Participation of academic institutions in on-ground conservation work
Academic institutions play a significant role in bridging the gap between research and on-ground conservation efforts. Many universities and research centers actively engage in restoration projects, collaborate with local communities, and provide expertise and knowledge in fish habitat conservation.
Research institutions often serve as platforms for knowledge-sharing and capacity-building, fostering collaborations and partnerships between scientists, conservation practitioners, and policymakers. Through these collaborations, research institutions can contribute to the development and implementation of effective strategies for the revival of rivers and streams.

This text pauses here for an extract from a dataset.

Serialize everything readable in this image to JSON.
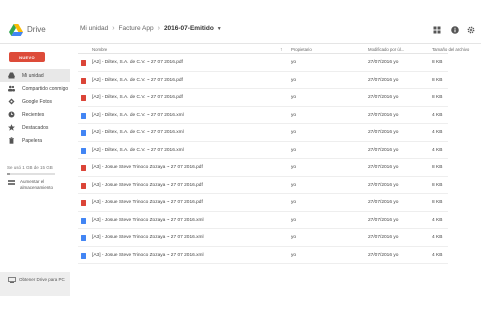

In conclusion, reviving our rivers and streams is vital for the protection of fish habitats and the overall health of freshwater ecosystems. Understanding the diverse types of freshwater environments and the specific habitat requirements of different fish species is crucial for effective conservation efforts. With the current challenges of pollution, climate change, and habitat destruction, it is essential to implement strategies such as ecological restoration, watershed management, and community engagement to safeguard fish populations. National and international policies, as well as research and innovation, play significant roles in addressing these challenges and realizing the revival of rivers and streams. By working together and involving future generations, we can ensure the continued existence of healthy fish habitats and the preservation of the valuable ecosystems they support.